While its Wii U successor is a more memorable affair, Mario Kart 7 remains an essential play for 3DS owners of all stripes. As ever, it’s about whipping the portly plumber and his allies and enemies alike around cartoonish racetracks, with a nice selection of new locales and remastered favorites from past entries.
You’ll occasionally glide through the air or propel ahead underwater here, but although neither option hugely changes the familiar formula that isn’t a problem when it’s this much fun.
Pullblox – confusingly known as Pushmo in the States – is probably the least known of the bunch, but it’s one of the best original titles on the 3DS. This inventive puzzle game sees you pulling out differently shaped blocks from a wall (often shown in pixel-art patterns) to create pathways to the top, whereupon you’ll rescue a kid and reach the goal.
It has more than 250 stages, plus the ability to create and share your own, and best of all it’s a dirt-cheap download. Just a few quid for many hours of fun.
Super Smash Bros.
Same-screen multiplayer brawler Super Smash Bros. hardly seemed worth bringing to a handheld, but credit Nintendo for proving naysayers wrong. While it lacks that hook of having a bunch of friends crowd around a console and a TV, you can take the battle online and command a corral of classic Nintendo characters in combat.
The 3DS version also has single-player modes for solo play, and while the fighting gameplay is simple, the abundance of fan service is nearly impossible to dislike.
Also Read › The 20 most anticipated games of 2016

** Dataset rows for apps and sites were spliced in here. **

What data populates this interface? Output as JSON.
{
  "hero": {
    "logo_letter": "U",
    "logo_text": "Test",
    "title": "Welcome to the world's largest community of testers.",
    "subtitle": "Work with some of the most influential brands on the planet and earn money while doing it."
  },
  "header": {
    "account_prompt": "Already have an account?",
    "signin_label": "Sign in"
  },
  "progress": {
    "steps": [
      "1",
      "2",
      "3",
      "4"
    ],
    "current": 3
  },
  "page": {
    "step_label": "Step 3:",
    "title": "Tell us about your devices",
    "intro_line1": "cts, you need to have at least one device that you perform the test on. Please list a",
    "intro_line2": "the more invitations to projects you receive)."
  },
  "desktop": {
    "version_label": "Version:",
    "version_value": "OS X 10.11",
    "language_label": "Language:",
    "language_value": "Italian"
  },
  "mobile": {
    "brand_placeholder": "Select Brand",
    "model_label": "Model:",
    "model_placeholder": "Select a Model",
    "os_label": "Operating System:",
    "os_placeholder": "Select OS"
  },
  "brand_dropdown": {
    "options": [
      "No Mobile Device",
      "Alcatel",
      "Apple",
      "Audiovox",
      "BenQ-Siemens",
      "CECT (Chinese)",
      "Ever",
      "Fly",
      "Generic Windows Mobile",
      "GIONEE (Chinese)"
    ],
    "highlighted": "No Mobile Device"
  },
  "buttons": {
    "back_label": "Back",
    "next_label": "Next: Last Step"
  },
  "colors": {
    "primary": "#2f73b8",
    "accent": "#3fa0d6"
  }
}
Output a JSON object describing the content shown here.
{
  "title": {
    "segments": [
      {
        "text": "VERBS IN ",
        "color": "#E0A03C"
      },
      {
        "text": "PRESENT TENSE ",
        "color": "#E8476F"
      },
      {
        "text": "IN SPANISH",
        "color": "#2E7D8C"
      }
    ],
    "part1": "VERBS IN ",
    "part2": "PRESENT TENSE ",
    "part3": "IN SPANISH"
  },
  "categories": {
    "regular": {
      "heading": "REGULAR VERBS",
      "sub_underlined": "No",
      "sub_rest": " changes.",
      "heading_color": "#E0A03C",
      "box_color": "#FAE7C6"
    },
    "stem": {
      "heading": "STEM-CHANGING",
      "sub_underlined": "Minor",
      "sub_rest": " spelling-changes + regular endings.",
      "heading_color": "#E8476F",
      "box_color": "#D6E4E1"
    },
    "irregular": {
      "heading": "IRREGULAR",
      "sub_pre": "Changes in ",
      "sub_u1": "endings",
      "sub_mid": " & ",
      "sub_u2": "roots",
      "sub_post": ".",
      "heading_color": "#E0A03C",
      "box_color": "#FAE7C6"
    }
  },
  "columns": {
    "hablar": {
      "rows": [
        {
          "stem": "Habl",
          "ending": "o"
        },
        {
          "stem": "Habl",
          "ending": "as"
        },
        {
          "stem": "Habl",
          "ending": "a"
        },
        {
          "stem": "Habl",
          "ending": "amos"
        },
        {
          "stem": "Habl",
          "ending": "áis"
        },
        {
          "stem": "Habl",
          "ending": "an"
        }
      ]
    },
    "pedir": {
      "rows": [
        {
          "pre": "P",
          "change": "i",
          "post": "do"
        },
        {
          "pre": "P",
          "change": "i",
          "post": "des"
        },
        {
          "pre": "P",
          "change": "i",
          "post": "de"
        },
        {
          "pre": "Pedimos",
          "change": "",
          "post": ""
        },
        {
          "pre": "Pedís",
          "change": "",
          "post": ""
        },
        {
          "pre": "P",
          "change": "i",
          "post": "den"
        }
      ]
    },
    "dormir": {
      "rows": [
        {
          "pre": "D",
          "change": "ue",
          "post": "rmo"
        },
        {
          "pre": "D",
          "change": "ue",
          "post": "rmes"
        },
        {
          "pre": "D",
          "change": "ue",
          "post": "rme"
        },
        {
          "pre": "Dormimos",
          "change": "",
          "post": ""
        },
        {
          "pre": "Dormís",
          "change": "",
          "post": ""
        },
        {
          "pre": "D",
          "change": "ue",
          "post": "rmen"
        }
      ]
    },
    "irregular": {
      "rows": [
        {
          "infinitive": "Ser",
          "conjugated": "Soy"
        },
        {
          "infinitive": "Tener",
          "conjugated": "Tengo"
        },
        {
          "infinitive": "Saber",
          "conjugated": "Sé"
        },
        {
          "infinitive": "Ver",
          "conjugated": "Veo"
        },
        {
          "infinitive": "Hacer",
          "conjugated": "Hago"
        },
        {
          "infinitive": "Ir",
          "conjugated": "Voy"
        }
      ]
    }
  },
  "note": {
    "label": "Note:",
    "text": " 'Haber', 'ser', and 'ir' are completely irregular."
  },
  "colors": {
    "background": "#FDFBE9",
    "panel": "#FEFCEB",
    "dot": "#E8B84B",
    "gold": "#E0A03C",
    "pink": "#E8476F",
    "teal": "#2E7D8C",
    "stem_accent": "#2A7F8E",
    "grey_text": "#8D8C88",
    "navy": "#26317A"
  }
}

Fire Emblem: Awakening
One of the finest modern tactical role-playing games on any platform, Fire Emblem: Awakening delivers turn-based battles with real stakes: if you play on the "Classic" setting and lose a character in combat, he or she is gone forever. Simple as that.
Of course, you can settle for an easier route, but the extra investment in your heroes adds weight to this fantasy experience, which also shines thanks to an intriguing narrative and ample character customisation. And if you like Awakening, be sure to check out the also-excellent Fire Emblem Fates, as well.
Super Street Fighter IV: 3D Edition
There’s a long tradition of fighting games being neutered for handheld release, but Super Street Fighter IV bucks that trend on 3DS, delivering an essentially complete version of the revitalised modern favorite.
True, die-hards aren’t going to settle for tiny buttons and no arcade stick, but for the common gamer, it has everything you need for fighting action on the go: finely tuned fighting mechanics, a massive roster, smooth presentation (with a nice 3D effect), and even on-the-go online play.
Also Read › Nintendo Classic Mini: NES review
The 3DS eShop has plenty of old-school games available to purchase, but if you’re seeking something that looks and plays like a retro classic, but is actually totally new, grab Shovel Knight.
It’s one of the best games to attempt a total throwback design, delivering not only pitch-perfect NES-level graphics, but also the kind of simple-yet-challenging platform-action that evokes all kinds of memories from nostalgic gamers. It’s a great fit for a portable screen, too.
Monster Hunter Generations
Generations is the apex of Capcom’s hack-and-slash favourite, pulling together top content from the entire series to create the ultimate, on-the-go action role-playing experience. And it’s a lot friendlier to newcomers than past entries, in case you’ve been stymied before.
You’ll also find a lot more customization as you choose from Hunting Styles and specialize your character, but the series’ main thrill remains teaming up with online allies to take down hulking beasts – and then collecting the loot.